The task: Give back every record that follows, exactly as written.

*** Data ***

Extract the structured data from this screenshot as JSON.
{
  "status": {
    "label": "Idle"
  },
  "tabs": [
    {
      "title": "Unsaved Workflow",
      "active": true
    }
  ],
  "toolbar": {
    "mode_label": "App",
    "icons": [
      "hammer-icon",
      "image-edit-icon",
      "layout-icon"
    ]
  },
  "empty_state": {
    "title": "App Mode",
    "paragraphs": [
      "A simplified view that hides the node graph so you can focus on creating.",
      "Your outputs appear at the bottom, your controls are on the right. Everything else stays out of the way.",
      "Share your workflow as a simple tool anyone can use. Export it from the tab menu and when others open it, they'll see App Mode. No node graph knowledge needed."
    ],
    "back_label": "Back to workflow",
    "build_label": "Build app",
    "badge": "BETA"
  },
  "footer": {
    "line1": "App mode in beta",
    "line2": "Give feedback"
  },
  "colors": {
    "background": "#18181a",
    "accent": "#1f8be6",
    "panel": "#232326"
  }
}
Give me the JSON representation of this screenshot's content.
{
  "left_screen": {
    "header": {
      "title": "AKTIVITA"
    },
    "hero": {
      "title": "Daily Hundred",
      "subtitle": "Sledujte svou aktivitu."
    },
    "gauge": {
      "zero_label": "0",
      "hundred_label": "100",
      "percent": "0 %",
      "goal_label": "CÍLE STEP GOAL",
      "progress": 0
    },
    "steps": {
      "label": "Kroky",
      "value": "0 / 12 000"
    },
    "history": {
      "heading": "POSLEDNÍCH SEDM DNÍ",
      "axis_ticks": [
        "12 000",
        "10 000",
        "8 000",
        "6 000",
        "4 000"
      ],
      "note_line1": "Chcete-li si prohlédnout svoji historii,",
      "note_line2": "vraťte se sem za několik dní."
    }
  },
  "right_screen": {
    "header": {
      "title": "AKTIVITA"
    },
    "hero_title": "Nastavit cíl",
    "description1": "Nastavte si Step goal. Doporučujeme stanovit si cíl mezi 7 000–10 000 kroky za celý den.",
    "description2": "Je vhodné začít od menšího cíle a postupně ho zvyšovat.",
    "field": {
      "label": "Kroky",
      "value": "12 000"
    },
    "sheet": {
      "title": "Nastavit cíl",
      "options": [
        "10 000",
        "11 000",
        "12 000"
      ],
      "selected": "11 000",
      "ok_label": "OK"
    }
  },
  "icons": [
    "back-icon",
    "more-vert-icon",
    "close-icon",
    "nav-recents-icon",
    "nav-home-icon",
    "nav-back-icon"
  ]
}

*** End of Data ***

Solution for this problem:
Extract the structured data from this screenshot as JSON.
{
  "status": {
    "label": "Idle"
  },
  "tabs": [
    {
      "title": "Unsaved Workflow",
      "active": true
    }
  ],
  "toolbar": {
    "mode_label": "App",
    "icons": [
      "hammer-icon",
      "image-edit-icon",
      "layout-icon"
    ]
  },
  "empty_state": {
    "title": "App Mode",
    "paragraphs": [
      "A simplified view that hides the node graph so you can focus on creating.",
      "Your outputs appear at the bottom, your controls are on the right. Everything else stays out of the way.",
      "Share your workflow as a simple tool anyone can use. Export it from the tab menu and when others open it, they'll see App Mode. No node graph knowledge needed."
    ],
    "back_label": "Back to workflow",
    "build_label": "Build app",
    "badge": "BETA"
  },
  "footer": {
    "line1": "App mode in beta",
    "line2": "Give feedback"
  },
  "colors": {
    "background": "#18181a",
    "accent": "#1f8be6",
    "panel": "#232326"
  }
}
Give me the JSON representation of this screenshot's content.
{
  "left_screen": {
    "header": {
      "title": "AKTIVITA"
    },
    "hero": {
      "title": "Daily Hundred",
      "subtitle": "Sledujte svou aktivitu."
    },
    "gauge": {
      "zero_label": "0",
      "hundred_label": "100",
      "percent": "0 %",
      "goal_label": "CÍLE STEP GOAL",
      "progress": 0
    },
    "steps": {
      "label": "Kroky",
      "value": "0 / 12 000"
    },
    "history": {
      "heading": "POSLEDNÍCH SEDM DNÍ",
      "axis_ticks": [
        "12 000",
        "10 000",
        "8 000",
        "6 000",
        "4 000"
      ],
      "note_line1": "Chcete-li si prohlédnout svoji historii,",
      "note_line2": "vraťte se sem za několik dní."
    }
  },
  "right_screen": {
    "header": {
      "title": "AKTIVITA"
    },
    "hero_title": "Nastavit cíl",
    "description1": "Nastavte si Step goal. Doporučujeme stanovit si cíl mezi 7 000–10 000 kroky za celý den.",
    "description2": "Je vhodné začít od menšího cíle a postupně ho zvyšovat.",
    "field": {
      "label": "Kroky",
      "value": "12 000"
    },
    "sheet": {
      "title": "Nastavit cíl",
      "options": [
        "10 000",
        "11 000",
        "12 000"
      ],
      "selected": "11 000",
      "ok_label": "OK"
    }
  },
  "icons": [
    "back-icon",
    "more-vert-icon",
    "close-icon",
    "nav-recents-icon",
    "nav-home-icon",
    "nav-back-icon"
  ]
}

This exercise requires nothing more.